Izzy is always late. I probably shouldn’t generalize from only two data points but somehow I’m sure this is the case. It’s funny though, she’s so charming that you love her for it. Her lateness, arriving trailing a scarf off one shoulder and declaring that she got lost again, it’s all part of her charm. Izzy is from Australia and she’s traveling around the US in what appears to be a completely haphazard fashion. From LA to Portland to Austin to New York, there’s neither rhyme nor reason as far as I can tell. But this too is just so Izzy. She marches around as she pleases with a smile that can’t help but spread.
I can’t remember if she messaged me or if I messaged her, but we found each other on couch surfing and agreed to meet for a beer at The Commons Brewery. She comes flying in with only a half hour till closing and introduces herself. She orders what I’m drinking, a farmhouse ale worth writing home about. She’s twenty-three and fairly fresh out of acting school. She’s been saving up for ages to go on this trip. Her ‘mum’ spent months trying to talk her out of it. We commiserate on being a girl traveling alone and how often we’re told not to, told it’s not safe, that we should stay home or travel with buddy. Girls should be chaperoned. This is the unspoken message. I’ve had this fight many times with my own mother. When I told my mother I was traveling alone she managed to be so circumspect that I wanted to send her a fruit basket or something. Congratulations. You’re finally learning to stop telling me to live my life the way you’ve lived yours. I think my mother is risk-averse, to the point where I sometimes think she is just afraid of life. Afraid of the inevitable unknown that is the future. The only way you can make the future knowable is to keep it the same as the present. If you do the same thing and stay in the same place you can know what’s coming for you. Any change is a leap of faith really.
But in my perspective it is so goddamn worth it to take that leap. The best experiences of my life came from launching myself out of my comfort zone. Two years ago I decided to get up in front of a room full of strangers and tell a personal story at a storytelling event. I was so nervous I could barely breathe. I completely spaced out halfway through and there’s this terrible long pause where it’s obvious I’ve completely lost my train of thought. But I did it and afterwards I was elated. It made me realize that I didn’t just want to scribble in notebooks anymore and then stack them in a closet. I wanted to share my thoughts with others and get feedback and improve. I wanted to get better at sharing my stories so that someday someone might read them and feel the way I feel when I read a good blog, or hear a great podcast. There’s something about stories, isn’t there? They have a power that I don’t understand. All I know is that they can change the way I see the world. They can shine light on me when I think I’m in unreachable darkness. Stories can take you places.
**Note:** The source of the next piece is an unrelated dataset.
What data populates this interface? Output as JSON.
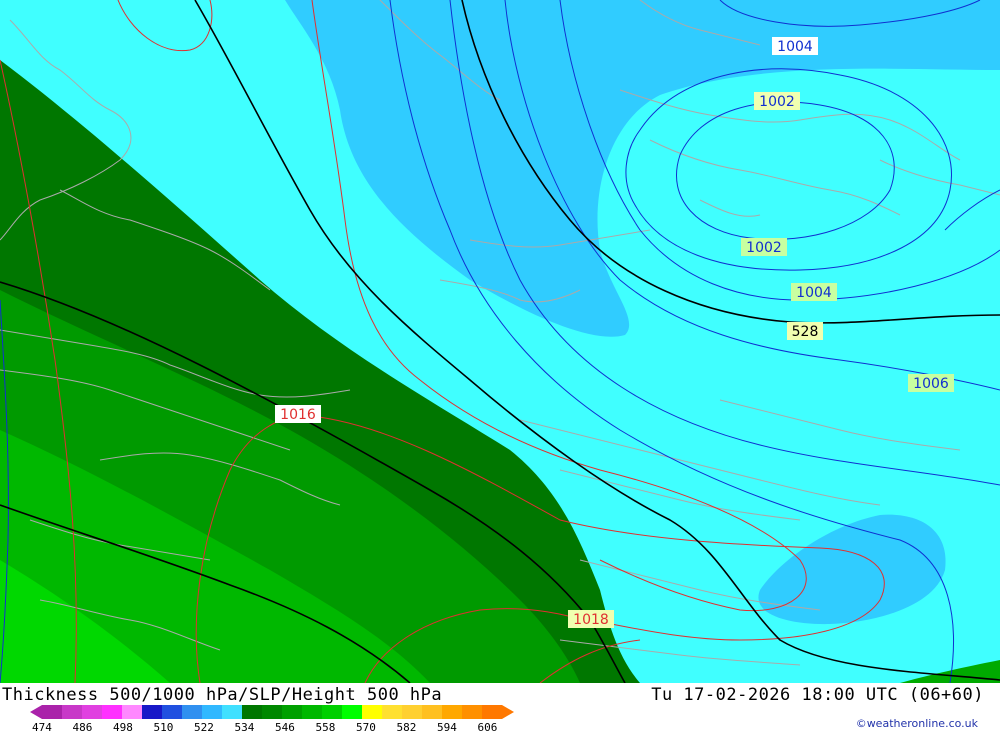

I took that leap of faith and started sharing my stories, such as they are. And I tell you, nothing has made me as happy as writing these little bits and pieces has. I’m grateful that I was given that push that made me take the risk. So I’m here, at this bar with Izzy. We’re taking this new risk together. I think she would agree that we’re both better for it.
Izzy left me with a gift and, as the best gifts always are, this one can’t be bought. She gifted me two phrases from her dad. Apparently he told her after she left for her trip that “after you left I had a bit of a blub darling.” I was so delighted with this turn of phrase that I had to pull out my notebook and write it down. Seeing my delight she gave me a second one. He once told her “well I felt just like a pork chop in a synagog.” I think I have been waiting my whole life to hear this phrase. I feel like this all the time and now I have the perfect simile for it.
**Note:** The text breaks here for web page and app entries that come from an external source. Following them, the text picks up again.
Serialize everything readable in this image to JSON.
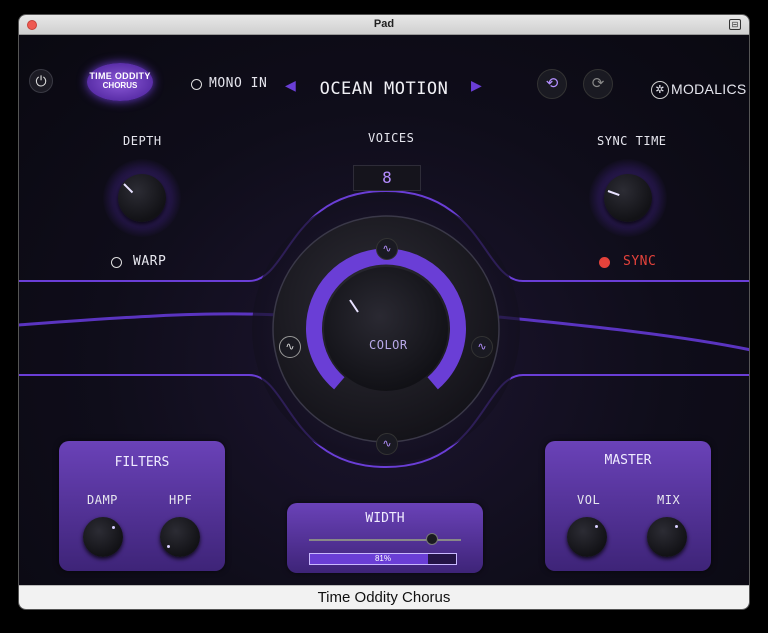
{
  "window": {
    "title": "Pad",
    "menu_icon": "window-menu-icon"
  },
  "header": {
    "logo_line1": "TIME ODDITY",
    "logo_line2": "CHORUS",
    "mono_in_label": "MONO IN",
    "preset_name": "OCEAN MOTION",
    "brand": "MODALICS"
  },
  "controls": {
    "depth_label": "DEPTH",
    "warp_label": "WARP",
    "voices_label": "VOICES",
    "voices_value": "8",
    "sync_time_label": "SYNC TIME",
    "sync_label": "SYNC",
    "color_label": "COLOR"
  },
  "filters": {
    "title": "FILTERS",
    "damp_label": "DAMP",
    "hpf_label": "HPF"
  },
  "width": {
    "title": "WIDTH",
    "value_text": "81%",
    "value": 0.81
  },
  "master": {
    "title": "MASTER",
    "vol_label": "VOL",
    "mix_label": "MIX"
  },
  "footer": {
    "text": "Time Oddity Chorus"
  },
  "colors": {
    "accent": "#6a3ed6",
    "sync_active": "#e4423b",
    "background": "#0c0b14"
  }
}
Sometimes if you want to grow you have to be willing to feel like a pork chop in a synagog.
P.S. Here’s a cute cat I saw in Portland:
Title credit: The girl who goes alone by Elizabeth Austen